Trumpeter Nails the Type VII With New Kit Release
While there are a handful of offerings for lovers of the German Navy's uboats, most of them fall in the piddly 1/72 or 1/144th scale ranges, which makes them big enough to be detailed, but exceptionally difficult to convert to RC operation.
Larger kit offerings are out there, namely OTW Designs in the UK (www.otwdesigns.com) and Engel of Germany (http://www.engel-modellbau.de/) Type VII kits. Both are a monstrous 1/32nd scale, putting them just short of seven feet in length. At that size, you can rest assured that the installation of any number of amazing and cool features is a snap due to the sheer volume of room you have to work with, and also that the boat will have exemplary presence on and under the water, regardless of the size of pond.
It also means you need to own a semi-trailer and crane to transport it to said pond.
Okay, so perhaps I exaggerate, but not by much. Fortunately, there have now been two kits released in the sweet spot between the pool toys and the nearly-full-sized boats. Arkmodel out of China was the first to bat and they hit a home run (in my opinion) with their 1/48th scale offering. The boat is created primarily as an RC platform, with everything rigged for practical operation. Details are somewhat inaccurate on the boat, but for an RC sub, are perfectly fine based on the fact that you won't be near it most of the time it's out.
The second offering, and the focus of my article, is the newly-released 1/48th scale Type VII kit by Trumpeter, also out of China.
I was fortunate enough to get one of the first kits out and have had the chance to crack into the box and get a good look at just what the kit entails.
I was not disappointed.
Like the Arkmodel version, the Trumpeter kit is a wonderful scale, putting it at about 55" in length. In my mind, this is about the perfect scale for a fleet boat like this, big enough to install very functional practical RC components, and small enough to fit in most vehicles without needing to rent a trailer to haul it.
Having said that, gutting this particular boat to install running gear is darned near a tragedy as it offers, unlike any of its competition, a fully detailed interior. When I say detailed, I mean detailed.
The entire starboard side of the boat has been rendered in crystal-clear plastic, offering a clean and unobstructed view of the entire interior of the submarine.
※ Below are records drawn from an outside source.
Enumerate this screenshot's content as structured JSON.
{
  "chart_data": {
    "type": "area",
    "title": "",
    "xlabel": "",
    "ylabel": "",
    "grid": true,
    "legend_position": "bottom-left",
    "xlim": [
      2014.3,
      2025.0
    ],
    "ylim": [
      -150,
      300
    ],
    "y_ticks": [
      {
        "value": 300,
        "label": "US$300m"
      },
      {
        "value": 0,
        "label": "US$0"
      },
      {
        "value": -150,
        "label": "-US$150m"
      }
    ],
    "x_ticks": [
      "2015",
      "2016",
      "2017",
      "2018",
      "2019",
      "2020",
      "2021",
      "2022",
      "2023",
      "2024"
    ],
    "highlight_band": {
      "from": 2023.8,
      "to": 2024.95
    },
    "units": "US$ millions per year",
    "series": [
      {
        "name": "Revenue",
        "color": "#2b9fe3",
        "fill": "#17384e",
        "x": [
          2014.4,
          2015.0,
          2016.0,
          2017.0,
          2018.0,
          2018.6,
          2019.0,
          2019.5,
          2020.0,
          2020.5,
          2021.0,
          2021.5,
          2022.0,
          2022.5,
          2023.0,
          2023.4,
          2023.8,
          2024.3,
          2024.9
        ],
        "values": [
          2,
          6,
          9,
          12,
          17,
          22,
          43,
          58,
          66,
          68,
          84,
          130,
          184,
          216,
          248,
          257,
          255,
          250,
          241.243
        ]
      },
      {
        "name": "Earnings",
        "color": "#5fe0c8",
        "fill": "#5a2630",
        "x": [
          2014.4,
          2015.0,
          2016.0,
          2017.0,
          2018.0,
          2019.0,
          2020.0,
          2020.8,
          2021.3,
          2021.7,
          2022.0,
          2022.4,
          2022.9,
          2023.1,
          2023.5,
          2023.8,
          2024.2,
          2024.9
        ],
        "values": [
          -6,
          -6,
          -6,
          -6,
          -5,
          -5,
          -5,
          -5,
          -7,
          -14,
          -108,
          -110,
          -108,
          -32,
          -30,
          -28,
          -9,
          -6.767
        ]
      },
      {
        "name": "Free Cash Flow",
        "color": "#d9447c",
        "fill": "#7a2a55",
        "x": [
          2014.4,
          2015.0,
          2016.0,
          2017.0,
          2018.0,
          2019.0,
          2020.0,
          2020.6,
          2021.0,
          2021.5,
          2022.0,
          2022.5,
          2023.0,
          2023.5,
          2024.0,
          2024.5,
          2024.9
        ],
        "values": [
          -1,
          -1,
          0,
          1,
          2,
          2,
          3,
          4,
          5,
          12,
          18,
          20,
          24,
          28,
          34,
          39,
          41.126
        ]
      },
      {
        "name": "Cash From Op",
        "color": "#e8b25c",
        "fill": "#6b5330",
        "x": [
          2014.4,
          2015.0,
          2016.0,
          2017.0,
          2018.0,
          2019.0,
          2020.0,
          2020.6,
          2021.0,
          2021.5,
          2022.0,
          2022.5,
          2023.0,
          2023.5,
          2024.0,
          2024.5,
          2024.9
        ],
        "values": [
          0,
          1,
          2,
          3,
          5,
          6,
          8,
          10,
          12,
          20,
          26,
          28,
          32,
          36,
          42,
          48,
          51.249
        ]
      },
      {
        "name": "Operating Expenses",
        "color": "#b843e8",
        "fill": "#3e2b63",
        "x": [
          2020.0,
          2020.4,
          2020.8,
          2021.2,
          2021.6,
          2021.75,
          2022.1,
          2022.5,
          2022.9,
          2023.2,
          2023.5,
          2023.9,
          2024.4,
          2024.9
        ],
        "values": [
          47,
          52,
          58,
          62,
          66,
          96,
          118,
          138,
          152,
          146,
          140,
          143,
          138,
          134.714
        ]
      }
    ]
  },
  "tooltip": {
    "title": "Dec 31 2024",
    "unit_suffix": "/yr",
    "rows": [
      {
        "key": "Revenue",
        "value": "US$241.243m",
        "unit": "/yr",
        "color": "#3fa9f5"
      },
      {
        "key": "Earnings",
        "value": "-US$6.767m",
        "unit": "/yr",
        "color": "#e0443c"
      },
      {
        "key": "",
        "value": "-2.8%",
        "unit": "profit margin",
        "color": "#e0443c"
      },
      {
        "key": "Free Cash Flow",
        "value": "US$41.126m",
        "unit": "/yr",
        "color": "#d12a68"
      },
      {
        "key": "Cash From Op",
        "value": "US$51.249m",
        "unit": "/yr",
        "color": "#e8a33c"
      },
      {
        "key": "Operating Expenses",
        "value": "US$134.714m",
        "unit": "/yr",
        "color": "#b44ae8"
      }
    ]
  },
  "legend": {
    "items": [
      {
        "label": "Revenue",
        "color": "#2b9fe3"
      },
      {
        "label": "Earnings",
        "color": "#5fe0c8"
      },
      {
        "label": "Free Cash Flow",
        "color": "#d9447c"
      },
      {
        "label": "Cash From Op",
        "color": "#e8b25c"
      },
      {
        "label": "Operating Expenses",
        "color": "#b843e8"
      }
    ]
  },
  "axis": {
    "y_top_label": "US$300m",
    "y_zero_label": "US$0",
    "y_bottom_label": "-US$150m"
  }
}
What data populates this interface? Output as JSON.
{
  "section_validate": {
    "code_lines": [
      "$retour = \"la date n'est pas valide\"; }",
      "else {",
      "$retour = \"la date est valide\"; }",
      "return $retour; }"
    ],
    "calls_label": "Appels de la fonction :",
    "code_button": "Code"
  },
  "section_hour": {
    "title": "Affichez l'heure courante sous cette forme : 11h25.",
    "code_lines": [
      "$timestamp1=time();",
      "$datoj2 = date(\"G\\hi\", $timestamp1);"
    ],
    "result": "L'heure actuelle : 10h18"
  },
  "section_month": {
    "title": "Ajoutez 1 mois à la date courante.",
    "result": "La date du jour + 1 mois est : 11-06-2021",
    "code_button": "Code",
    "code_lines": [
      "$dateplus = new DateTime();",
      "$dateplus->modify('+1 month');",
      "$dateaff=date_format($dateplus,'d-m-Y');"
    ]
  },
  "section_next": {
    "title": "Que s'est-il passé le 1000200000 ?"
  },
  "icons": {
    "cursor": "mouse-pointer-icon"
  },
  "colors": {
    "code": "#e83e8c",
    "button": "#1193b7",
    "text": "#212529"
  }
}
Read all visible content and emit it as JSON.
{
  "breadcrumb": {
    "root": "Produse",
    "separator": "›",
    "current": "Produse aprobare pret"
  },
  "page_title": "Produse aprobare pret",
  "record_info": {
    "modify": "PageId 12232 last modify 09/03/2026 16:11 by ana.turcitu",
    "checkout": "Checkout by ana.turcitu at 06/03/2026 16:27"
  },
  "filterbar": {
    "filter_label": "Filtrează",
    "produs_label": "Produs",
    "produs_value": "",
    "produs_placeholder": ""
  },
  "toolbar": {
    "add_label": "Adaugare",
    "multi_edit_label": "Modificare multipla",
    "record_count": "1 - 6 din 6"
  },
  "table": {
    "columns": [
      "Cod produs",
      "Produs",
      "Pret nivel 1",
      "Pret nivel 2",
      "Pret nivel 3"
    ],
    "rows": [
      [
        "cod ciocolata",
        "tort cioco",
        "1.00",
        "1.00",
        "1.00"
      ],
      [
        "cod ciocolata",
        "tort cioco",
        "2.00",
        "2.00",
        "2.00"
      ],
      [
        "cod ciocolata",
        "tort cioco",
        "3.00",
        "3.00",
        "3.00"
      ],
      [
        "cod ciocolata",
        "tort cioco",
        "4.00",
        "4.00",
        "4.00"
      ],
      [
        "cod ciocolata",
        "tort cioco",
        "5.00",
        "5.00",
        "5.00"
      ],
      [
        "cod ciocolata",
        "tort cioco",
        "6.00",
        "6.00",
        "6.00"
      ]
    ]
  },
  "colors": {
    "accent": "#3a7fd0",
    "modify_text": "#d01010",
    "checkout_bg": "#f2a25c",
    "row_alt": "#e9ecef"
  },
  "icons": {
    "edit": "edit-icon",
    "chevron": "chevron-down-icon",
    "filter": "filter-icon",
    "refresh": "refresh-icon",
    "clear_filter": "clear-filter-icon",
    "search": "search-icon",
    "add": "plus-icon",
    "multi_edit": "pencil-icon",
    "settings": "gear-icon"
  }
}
Every nook and cranny has been rendered in exceptional detail and the kit includes a full crew compliment of 35 figures, sculpted specifically to fill each of the main compartments of the boat. While 35 would be a light crew for a boat of this era (most uboats ran with between 44 and 52 crew), it still helps to illustrate just how cramped it was living on a fleet boat of this time.
The details in the hull are exquisite and the model is highly detailed. Fitment looks to be excellent based on my first impressions. The instructions are very clear and concise, and the kit includes an entire supplemental document dedicated to detailing out and painting the interior and exterior for proper realism.
I do, however, have a couple of (picky) complaints:
1.) The decking details are not open, so the modeler who wants the ultimate in realism will have his work cut out for him opening up all of those deck slots.
2.) The deck hatches are not practical, they are molded in to the upper deck. Why they didn't add them as separate pieces confuses me to no end, but cutting them out and making them work is within the realm of talented or semi-talented builders, so it's not a deal-breaker.
All in all, this is an exceptional and unique kit. I am very much looking forward to building this boat out and I plan to selfishly do so for my own viewing pleasure. I already have a spot picked out in my study to do so.
Now all I need is the time to put it together.